▶ EXERCISE BRIEF: Each line of the data below that includes the string "true" must be copied.

▶ Dataset excerpts:
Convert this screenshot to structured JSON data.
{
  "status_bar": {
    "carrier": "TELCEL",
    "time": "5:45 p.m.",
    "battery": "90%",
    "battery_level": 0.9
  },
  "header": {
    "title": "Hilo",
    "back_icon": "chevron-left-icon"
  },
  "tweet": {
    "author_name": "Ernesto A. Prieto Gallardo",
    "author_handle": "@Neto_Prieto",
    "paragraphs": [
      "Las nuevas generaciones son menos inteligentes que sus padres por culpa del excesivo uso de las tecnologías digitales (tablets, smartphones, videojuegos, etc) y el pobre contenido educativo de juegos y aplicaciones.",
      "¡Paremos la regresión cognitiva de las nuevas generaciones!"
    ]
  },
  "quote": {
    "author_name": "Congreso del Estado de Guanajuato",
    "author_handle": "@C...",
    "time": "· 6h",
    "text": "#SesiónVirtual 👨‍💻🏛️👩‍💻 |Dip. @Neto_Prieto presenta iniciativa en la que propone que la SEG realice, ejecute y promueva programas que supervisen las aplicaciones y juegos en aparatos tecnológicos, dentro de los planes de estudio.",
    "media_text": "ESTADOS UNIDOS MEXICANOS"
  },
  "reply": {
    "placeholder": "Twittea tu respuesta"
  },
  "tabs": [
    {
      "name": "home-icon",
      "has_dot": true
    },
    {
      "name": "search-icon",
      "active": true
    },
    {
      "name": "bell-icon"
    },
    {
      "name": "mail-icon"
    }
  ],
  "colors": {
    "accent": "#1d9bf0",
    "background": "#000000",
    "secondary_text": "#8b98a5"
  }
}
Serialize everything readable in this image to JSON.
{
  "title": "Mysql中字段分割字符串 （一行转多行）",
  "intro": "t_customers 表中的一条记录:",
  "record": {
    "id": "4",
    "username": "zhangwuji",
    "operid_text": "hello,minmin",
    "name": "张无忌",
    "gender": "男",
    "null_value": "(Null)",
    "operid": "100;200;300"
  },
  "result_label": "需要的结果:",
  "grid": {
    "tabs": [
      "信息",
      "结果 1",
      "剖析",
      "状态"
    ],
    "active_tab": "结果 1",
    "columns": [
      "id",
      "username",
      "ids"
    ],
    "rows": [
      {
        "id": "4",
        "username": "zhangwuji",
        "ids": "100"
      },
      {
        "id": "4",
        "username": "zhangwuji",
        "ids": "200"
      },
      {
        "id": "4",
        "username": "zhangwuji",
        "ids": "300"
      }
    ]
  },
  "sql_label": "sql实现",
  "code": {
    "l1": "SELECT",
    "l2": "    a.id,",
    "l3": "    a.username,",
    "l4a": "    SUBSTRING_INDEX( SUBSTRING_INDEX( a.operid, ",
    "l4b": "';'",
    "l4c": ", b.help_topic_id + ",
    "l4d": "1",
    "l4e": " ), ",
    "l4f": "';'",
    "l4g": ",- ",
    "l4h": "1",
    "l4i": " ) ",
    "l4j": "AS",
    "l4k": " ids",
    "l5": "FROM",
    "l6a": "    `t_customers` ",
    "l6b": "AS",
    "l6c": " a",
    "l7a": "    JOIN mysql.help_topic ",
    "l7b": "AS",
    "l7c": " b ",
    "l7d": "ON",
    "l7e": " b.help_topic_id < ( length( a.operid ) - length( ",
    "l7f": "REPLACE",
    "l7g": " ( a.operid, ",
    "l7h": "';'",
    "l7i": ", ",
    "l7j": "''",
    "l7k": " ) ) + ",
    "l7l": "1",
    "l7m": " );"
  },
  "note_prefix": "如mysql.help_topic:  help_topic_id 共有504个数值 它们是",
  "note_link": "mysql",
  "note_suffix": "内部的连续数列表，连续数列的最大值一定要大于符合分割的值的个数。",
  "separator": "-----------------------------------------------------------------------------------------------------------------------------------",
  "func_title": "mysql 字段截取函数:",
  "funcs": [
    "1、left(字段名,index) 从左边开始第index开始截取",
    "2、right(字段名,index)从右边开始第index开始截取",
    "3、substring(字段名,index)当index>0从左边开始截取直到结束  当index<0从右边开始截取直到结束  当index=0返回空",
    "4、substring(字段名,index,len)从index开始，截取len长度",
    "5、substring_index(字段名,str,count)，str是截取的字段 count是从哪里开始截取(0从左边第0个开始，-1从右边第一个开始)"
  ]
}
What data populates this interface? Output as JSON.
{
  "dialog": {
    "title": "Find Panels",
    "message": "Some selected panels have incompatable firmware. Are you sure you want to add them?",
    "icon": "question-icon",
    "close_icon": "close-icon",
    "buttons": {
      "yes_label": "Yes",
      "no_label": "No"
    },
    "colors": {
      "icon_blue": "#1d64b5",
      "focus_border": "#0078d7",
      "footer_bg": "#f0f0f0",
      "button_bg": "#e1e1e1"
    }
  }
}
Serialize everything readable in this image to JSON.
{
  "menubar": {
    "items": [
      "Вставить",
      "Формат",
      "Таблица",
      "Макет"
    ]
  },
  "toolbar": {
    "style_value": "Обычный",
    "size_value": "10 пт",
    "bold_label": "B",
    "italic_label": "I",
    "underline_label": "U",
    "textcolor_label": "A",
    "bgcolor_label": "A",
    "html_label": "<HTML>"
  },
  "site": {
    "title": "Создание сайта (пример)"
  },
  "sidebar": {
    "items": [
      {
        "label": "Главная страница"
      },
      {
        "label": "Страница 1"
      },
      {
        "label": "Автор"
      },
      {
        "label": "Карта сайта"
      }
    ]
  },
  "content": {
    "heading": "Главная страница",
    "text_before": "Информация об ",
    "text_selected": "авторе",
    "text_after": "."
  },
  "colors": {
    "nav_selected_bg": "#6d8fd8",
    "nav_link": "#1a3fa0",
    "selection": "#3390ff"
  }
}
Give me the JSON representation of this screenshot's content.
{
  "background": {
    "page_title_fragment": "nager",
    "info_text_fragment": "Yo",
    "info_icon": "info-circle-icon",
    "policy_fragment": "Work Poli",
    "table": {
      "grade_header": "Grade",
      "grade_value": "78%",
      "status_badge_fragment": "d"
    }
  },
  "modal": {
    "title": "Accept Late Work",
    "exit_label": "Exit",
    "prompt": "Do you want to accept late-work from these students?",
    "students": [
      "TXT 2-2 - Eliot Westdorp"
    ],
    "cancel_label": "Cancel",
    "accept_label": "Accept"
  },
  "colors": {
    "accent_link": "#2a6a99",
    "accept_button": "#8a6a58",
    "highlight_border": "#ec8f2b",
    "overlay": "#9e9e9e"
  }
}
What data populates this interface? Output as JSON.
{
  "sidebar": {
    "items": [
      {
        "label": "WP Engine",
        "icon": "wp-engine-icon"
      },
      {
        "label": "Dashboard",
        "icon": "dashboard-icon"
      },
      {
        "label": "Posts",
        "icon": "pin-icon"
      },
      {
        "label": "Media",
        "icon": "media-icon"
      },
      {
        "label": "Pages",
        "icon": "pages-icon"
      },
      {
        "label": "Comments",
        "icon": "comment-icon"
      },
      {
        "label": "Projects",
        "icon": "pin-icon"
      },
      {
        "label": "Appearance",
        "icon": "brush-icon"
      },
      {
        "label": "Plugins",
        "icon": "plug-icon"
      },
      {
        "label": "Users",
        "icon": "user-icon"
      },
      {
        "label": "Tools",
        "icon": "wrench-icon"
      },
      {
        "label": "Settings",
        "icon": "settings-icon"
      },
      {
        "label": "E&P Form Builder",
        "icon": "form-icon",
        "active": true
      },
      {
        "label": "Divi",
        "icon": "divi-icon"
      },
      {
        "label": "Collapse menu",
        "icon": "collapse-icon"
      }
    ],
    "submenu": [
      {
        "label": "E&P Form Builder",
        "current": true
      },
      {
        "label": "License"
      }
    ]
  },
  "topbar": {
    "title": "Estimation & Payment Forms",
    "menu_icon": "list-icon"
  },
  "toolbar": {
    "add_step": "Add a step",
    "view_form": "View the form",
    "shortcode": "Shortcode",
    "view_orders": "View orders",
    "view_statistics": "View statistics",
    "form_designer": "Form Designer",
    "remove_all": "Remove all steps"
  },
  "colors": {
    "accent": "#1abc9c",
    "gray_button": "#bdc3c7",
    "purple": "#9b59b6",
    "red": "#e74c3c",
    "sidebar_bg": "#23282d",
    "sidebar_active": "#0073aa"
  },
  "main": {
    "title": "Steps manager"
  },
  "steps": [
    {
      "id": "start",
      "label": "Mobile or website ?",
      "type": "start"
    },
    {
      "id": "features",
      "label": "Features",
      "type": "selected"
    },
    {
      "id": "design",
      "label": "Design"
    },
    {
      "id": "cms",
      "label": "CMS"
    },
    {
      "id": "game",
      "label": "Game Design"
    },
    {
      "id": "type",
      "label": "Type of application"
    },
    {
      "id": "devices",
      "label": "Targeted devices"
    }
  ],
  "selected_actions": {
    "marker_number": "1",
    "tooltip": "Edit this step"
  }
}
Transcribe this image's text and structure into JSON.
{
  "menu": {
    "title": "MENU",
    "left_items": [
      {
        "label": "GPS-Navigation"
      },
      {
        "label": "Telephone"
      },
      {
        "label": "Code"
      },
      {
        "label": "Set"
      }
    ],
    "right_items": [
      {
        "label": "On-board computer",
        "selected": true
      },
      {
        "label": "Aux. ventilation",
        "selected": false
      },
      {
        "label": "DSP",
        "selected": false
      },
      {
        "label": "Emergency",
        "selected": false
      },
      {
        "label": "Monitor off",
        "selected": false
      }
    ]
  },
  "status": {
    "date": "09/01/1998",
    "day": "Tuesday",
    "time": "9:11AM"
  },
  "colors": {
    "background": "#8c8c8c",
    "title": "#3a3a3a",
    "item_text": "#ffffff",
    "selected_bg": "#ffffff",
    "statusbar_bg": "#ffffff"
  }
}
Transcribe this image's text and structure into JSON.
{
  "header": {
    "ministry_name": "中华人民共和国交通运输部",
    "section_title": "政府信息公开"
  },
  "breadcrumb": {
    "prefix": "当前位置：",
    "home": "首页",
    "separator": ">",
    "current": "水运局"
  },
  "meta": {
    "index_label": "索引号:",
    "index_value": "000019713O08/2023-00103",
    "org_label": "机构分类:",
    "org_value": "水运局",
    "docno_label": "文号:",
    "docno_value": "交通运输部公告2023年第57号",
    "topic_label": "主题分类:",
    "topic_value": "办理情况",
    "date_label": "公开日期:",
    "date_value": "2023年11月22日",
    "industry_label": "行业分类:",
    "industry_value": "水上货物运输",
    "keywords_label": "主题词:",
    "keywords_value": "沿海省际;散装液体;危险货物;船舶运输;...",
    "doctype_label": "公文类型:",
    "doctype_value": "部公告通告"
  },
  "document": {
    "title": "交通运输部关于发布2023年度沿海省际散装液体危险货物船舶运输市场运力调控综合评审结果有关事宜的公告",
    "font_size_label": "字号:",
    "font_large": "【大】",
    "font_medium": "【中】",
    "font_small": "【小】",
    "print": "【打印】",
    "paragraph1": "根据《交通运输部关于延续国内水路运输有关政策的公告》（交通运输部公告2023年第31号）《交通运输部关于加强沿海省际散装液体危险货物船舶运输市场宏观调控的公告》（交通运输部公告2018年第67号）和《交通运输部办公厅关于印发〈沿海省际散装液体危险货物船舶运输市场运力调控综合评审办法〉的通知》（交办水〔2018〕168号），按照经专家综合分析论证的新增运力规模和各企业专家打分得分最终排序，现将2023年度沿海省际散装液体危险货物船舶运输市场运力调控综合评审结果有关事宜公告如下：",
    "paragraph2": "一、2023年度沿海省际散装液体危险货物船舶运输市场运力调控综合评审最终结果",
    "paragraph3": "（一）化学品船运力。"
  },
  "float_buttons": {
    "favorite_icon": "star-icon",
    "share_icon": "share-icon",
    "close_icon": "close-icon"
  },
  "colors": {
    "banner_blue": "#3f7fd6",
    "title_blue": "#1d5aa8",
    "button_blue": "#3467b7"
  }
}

▶ ANSWER TO THE PROBLEM:
      "has_dot": true
      "active": true
        "active": true
        "current": true
        "selected": true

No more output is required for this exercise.